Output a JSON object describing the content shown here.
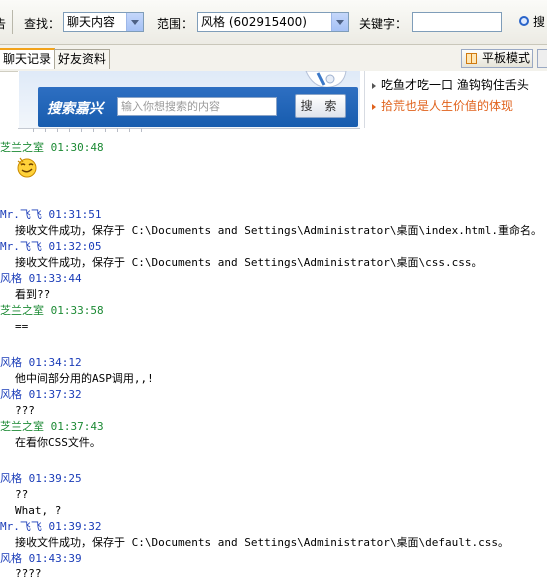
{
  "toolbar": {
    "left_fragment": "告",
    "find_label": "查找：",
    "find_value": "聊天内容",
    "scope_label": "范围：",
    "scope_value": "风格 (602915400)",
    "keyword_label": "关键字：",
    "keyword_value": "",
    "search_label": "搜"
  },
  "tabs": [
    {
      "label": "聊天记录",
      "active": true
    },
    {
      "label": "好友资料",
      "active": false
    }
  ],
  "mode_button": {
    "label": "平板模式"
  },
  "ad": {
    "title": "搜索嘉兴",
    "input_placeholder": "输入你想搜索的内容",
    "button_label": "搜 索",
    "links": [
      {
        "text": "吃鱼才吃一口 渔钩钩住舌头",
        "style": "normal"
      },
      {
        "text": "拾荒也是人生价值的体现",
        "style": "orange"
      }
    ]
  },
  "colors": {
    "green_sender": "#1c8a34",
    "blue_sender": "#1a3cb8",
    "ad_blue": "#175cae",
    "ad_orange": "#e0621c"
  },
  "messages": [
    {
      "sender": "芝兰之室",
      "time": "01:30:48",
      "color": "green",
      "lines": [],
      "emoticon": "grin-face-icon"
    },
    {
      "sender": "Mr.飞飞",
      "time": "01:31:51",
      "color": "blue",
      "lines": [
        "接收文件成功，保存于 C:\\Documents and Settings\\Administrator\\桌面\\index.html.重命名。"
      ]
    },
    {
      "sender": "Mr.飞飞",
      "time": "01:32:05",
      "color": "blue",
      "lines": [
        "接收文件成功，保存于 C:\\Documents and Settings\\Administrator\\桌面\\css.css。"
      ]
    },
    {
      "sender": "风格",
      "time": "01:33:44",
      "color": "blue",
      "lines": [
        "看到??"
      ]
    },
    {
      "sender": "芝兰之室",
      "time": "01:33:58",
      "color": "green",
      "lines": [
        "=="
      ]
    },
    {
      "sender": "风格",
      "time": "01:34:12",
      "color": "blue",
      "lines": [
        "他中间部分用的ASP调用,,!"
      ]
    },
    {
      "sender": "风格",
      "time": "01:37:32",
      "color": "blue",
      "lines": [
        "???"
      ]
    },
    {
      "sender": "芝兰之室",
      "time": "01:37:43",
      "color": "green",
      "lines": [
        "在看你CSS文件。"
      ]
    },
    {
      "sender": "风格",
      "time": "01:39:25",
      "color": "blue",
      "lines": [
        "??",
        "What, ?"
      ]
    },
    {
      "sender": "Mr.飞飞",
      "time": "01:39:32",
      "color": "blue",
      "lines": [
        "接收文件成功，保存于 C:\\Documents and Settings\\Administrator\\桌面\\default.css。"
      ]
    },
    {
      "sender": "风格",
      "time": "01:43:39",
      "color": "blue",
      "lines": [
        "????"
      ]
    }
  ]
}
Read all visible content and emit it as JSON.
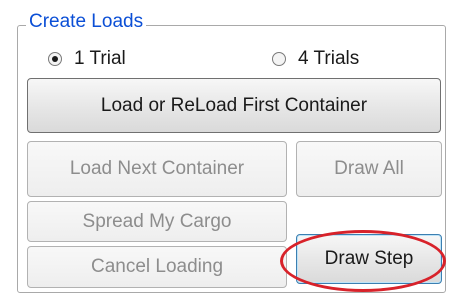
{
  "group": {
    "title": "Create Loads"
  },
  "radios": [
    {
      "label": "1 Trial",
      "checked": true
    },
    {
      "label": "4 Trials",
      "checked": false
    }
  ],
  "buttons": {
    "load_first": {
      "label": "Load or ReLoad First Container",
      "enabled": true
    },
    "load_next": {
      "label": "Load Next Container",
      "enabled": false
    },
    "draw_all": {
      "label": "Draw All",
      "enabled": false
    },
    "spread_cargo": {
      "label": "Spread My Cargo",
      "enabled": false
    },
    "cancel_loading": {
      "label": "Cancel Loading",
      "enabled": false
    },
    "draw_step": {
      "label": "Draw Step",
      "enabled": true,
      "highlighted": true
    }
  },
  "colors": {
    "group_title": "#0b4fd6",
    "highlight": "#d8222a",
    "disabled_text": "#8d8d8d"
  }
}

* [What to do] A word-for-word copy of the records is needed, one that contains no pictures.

* [Answer below]
Output a JSON object describing the content shown here.
{
  "toolbar": {
    "left_fragment": "告",
    "find_label": "查找：",
    "find_value": "聊天内容",
    "scope_label": "范围：",
    "scope_value": "风格 (602915400)",
    "keyword_label": "关键字：",
    "keyword_value": "",
    "search_label": "搜"
  },
  "tabs": [
    {
      "label": "聊天记录",
      "active": true
    },
    {
      "label": "好友资料",
      "active": false
    }
  ],
  "mode_button": {
    "label": "平板模式"
  },
  "ad": {
    "title": "搜索嘉兴",
    "input_placeholder": "输入你想搜索的内容",
    "button_label": "搜 索",
    "links": [
      {
        "text": "吃鱼才吃一口 渔钩钩住舌头",
        "style": "normal"
      },
      {
        "text": "拾荒也是人生价值的体现",
        "style": "orange"
      }
    ]
  },
  "colors": {
    "green_sender": "#1c8a34",
    "blue_sender": "#1a3cb8",
    "ad_blue": "#175cae",
    "ad_orange": "#e0621c"
  },
  "messages": [
    {
      "sender": "芝兰之室",
      "time": "01:30:48",
      "color": "green",
      "lines": [],
      "emoticon": "grin-face-icon"
    },
    {
      "sender": "Mr.飞飞",
      "time": "01:31:51",
      "color": "blue",
      "lines": [
        "接收文件成功，保存于 C:\\Documents and Settings\\Administrator\\桌面\\index.html.重命名。"
      ]
    },
    {
      "sender": "Mr.飞飞",
      "time": "01:32:05",
      "color": "blue",
      "lines": [
        "接收文件成功，保存于 C:\\Documents and Settings\\Administrator\\桌面\\css.css。"
      ]
    },
    {
      "sender": "风格",
      "time": "01:33:44",
      "color": "blue",
      "lines": [
        "看到??"
      ]
    },
    {
      "sender": "芝兰之室",
      "time": "01:33:58",
      "color": "green",
      "lines": [
        "=="
      ]
    },
    {
      "sender": "风格",
      "time": "01:34:12",
      "color": "blue",
      "lines": [
        "他中间部分用的ASP调用,,!"
      ]
    },
    {
      "sender": "风格",
      "time": "01:37:32",
      "color": "blue",
      "lines": [
        "???"
      ]
    },
    {
      "sender": "芝兰之室",
      "time": "01:37:43",
      "color": "green",
      "lines": [
        "在看你CSS文件。"
      ]
    },
    {
      "sender": "风格",
      "time": "01:39:25",
      "color": "blue",
      "lines": [
        "??",
        "What, ?"
      ]
    },
    {
      "sender": "Mr.飞飞",
      "time": "01:39:32",
      "color": "blue",
      "lines": [
        "接收文件成功，保存于 C:\\Documents and Settings\\Administrator\\桌面\\default.css。"
      ]
    },
    {
      "sender": "风格",
      "time": "01:43:39",
      "color": "blue",
      "lines": [
        "????"
      ]
    }
  ]
}
Read all visible content and emit it as JSON.
{
  "group": {
    "title": "Create Loads"
  },
  "radios": [
    {
      "label": "1 Trial",
      "checked": true
    },
    {
      "label": "4 Trials",
      "checked": false
    }
  ],
  "buttons": {
    "load_first": {
      "label": "Load or ReLoad First Container",
      "enabled": true
    },
    "load_next": {
      "label": "Load Next Container",
      "enabled": false
    },
    "draw_all": {
      "label": "Draw All",
      "enabled": false
    },
    "spread_cargo": {
      "label": "Spread My Cargo",
      "enabled": false
    },
    "cancel_loading": {
      "label": "Cancel Loading",
      "enabled": false
    },
    "draw_step": {
      "label": "Draw Step",
      "enabled": true,
      "highlighted": true
    }
  },
  "colors": {
    "group_title": "#0b4fd6",
    "highlight": "#d8222a",
    "disabled_text": "#8d8d8d"
  }
}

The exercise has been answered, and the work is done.